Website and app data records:
════════

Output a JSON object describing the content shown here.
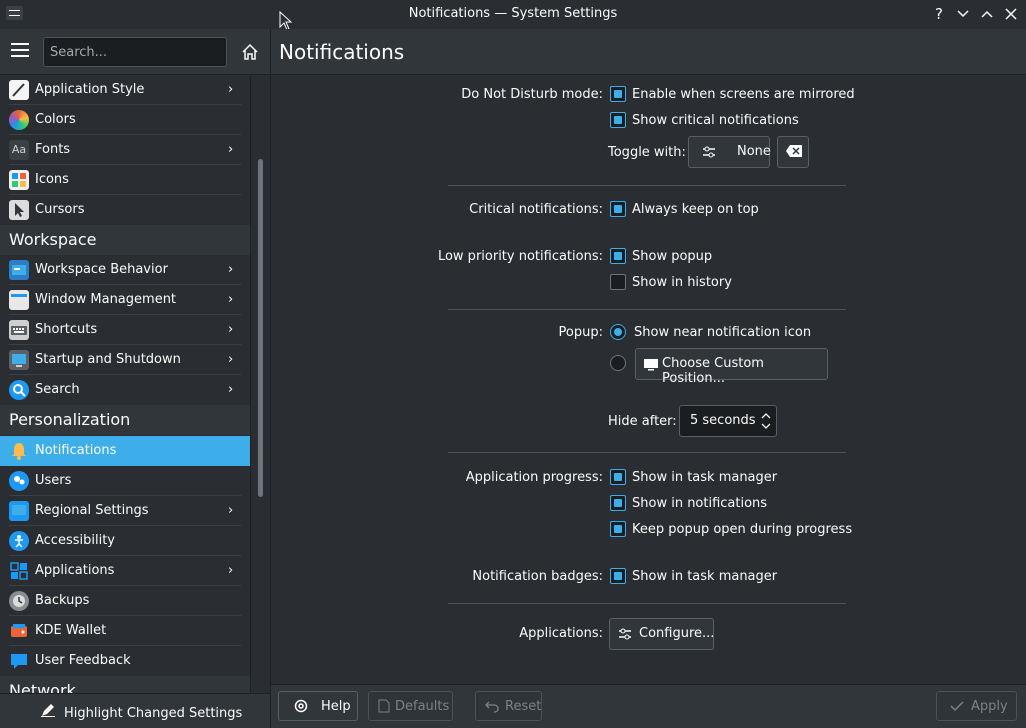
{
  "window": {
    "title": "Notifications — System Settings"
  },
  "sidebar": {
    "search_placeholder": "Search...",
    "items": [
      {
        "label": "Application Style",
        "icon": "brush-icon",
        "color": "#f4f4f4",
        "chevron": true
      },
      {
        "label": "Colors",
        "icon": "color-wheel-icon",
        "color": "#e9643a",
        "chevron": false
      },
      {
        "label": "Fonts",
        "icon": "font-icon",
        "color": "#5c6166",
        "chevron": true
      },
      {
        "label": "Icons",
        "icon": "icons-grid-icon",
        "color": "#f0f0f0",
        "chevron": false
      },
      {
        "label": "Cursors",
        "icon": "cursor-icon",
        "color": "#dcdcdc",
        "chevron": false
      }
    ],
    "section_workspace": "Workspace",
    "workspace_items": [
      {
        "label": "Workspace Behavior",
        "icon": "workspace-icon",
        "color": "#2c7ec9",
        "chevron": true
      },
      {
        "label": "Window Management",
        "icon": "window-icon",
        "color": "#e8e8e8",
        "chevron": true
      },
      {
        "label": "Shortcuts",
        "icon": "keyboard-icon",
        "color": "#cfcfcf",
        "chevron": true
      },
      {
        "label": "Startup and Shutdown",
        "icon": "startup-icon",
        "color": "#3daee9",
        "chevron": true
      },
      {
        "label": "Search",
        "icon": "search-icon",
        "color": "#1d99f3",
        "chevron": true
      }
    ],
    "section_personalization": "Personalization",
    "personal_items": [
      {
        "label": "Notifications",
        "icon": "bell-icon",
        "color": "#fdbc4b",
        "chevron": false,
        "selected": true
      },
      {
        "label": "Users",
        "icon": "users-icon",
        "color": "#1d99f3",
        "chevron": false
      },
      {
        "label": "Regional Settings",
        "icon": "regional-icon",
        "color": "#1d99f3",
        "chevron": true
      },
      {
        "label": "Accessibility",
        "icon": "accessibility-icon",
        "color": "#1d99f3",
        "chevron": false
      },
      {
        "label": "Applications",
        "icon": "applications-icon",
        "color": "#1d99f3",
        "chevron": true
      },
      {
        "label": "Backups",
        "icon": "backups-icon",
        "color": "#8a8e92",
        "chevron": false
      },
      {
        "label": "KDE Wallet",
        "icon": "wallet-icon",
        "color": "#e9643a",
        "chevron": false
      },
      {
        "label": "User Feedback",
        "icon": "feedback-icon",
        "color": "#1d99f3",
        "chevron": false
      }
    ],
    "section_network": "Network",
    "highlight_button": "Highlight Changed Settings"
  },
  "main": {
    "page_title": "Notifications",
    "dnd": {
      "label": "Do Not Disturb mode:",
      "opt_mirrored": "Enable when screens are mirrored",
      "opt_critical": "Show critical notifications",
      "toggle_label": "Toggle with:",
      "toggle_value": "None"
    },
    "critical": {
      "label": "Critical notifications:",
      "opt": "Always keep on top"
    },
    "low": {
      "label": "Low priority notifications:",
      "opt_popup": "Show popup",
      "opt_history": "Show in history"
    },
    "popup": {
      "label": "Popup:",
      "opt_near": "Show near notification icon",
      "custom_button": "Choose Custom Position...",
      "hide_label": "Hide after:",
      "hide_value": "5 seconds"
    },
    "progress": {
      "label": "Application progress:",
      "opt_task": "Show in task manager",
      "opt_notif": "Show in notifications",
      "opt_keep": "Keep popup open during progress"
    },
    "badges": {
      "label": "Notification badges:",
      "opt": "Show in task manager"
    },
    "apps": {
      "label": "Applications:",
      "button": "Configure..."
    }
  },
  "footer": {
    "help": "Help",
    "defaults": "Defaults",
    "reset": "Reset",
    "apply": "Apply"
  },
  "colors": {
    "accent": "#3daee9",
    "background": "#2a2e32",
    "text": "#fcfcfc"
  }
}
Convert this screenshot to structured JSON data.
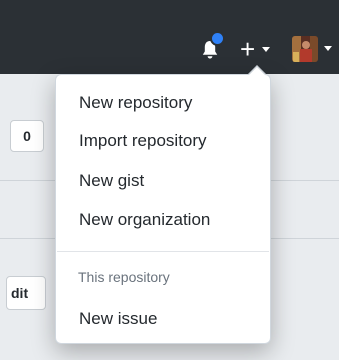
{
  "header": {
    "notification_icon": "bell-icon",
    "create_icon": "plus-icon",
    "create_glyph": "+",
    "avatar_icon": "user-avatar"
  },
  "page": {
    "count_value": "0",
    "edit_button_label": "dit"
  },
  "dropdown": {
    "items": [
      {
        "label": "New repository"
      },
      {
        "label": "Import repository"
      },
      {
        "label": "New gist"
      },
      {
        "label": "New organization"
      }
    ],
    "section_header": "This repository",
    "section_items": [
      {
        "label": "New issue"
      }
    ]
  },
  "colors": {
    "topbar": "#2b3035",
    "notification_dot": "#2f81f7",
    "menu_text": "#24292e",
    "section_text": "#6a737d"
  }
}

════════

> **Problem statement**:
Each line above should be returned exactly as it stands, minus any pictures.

> **Finished task**:
Output a JSON object describing the content shown here.
{
  "window": {
    "title": "Notifications — System Settings"
  },
  "sidebar": {
    "search_placeholder": "Search...",
    "items": [
      {
        "label": "Application Style",
        "icon": "brush-icon",
        "color": "#f4f4f4",
        "chevron": true
      },
      {
        "label": "Colors",
        "icon": "color-wheel-icon",
        "color": "#e9643a",
        "chevron": false
      },
      {
        "label": "Fonts",
        "icon": "font-icon",
        "color": "#5c6166",
        "chevron": true
      },
      {
        "label": "Icons",
        "icon": "icons-grid-icon",
        "color": "#f0f0f0",
        "chevron": false
      },
      {
        "label": "Cursors",
        "icon": "cursor-icon",
        "color": "#dcdcdc",
        "chevron": false
      }
    ],
    "section_workspace": "Workspace",
    "workspace_items": [
      {
        "label": "Workspace Behavior",
        "icon": "workspace-icon",
        "color": "#2c7ec9",
        "chevron": true
      },
      {
        "label": "Window Management",
        "icon": "window-icon",
        "color": "#e8e8e8",
        "chevron": true
      },
      {
        "label": "Shortcuts",
        "icon": "keyboard-icon",
        "color": "#cfcfcf",
        "chevron": true
      },
      {
        "label": "Startup and Shutdown",
        "icon": "startup-icon",
        "color": "#3daee9",
        "chevron": true
      },
      {
        "label": "Search",
        "icon": "search-icon",
        "color": "#1d99f3",
        "chevron": true
      }
    ],
    "section_personalization": "Personalization",
    "personal_items": [
      {
        "label": "Notifications",
        "icon": "bell-icon",
        "color": "#fdbc4b",
        "chevron": false,
        "selected": true
      },
      {
        "label": "Users",
        "icon": "users-icon",
        "color": "#1d99f3",
        "chevron": false
      },
      {
        "label": "Regional Settings",
        "icon": "regional-icon",
        "color": "#1d99f3",
        "chevron": true
      },
      {
        "label": "Accessibility",
        "icon": "accessibility-icon",
        "color": "#1d99f3",
        "chevron": false
      },
      {
        "label": "Applications",
        "icon": "applications-icon",
        "color": "#1d99f3",
        "chevron": true
      },
      {
        "label": "Backups",
        "icon": "backups-icon",
        "color": "#8a8e92",
        "chevron": false
      },
      {
        "label": "KDE Wallet",
        "icon": "wallet-icon",
        "color": "#e9643a",
        "chevron": false
      },
      {
        "label": "User Feedback",
        "icon": "feedback-icon",
        "color": "#1d99f3",
        "chevron": false
      }
    ],
    "section_network": "Network",
    "highlight_button": "Highlight Changed Settings"
  },
  "main": {
    "page_title": "Notifications",
    "dnd": {
      "label": "Do Not Disturb mode:",
      "opt_mirrored": "Enable when screens are mirrored",
      "opt_critical": "Show critical notifications",
      "toggle_label": "Toggle with:",
      "toggle_value": "None"
    },
    "critical": {
      "label": "Critical notifications:",
      "opt": "Always keep on top"
    },
    "low": {
      "label": "Low priority notifications:",
      "opt_popup": "Show popup",
      "opt_history": "Show in history"
    },
    "popup": {
      "label": "Popup:",
      "opt_near": "Show near notification icon",
      "custom_button": "Choose Custom Position...",
      "hide_label": "Hide after:",
      "hide_value": "5 seconds"
    },
    "progress": {
      "label": "Application progress:",
      "opt_task": "Show in task manager",
      "opt_notif": "Show in notifications",
      "opt_keep": "Keep popup open during progress"
    },
    "badges": {
      "label": "Notification badges:",
      "opt": "Show in task manager"
    },
    "apps": {
      "label": "Applications:",
      "button": "Configure..."
    }
  },
  "footer": {
    "help": "Help",
    "defaults": "Defaults",
    "reset": "Reset",
    "apply": "Apply"
  },
  "colors": {
    "accent": "#3daee9",
    "background": "#2a2e32",
    "text": "#fcfcfc"
  }
}
Convert this screenshot to structured JSON data.
{
  "header": {
    "notification_icon": "bell-icon",
    "create_icon": "plus-icon",
    "create_glyph": "+",
    "avatar_icon": "user-avatar"
  },
  "page": {
    "count_value": "0",
    "edit_button_label": "dit"
  },
  "dropdown": {
    "items": [
      {
        "label": "New repository"
      },
      {
        "label": "Import repository"
      },
      {
        "label": "New gist"
      },
      {
        "label": "New organization"
      }
    ],
    "section_header": "This repository",
    "section_items": [
      {
        "label": "New issue"
      }
    ]
  },
  "colors": {
    "topbar": "#2b3035",
    "notification_dot": "#2f81f7",
    "menu_text": "#24292e",
    "section_text": "#6a737d"
  }
}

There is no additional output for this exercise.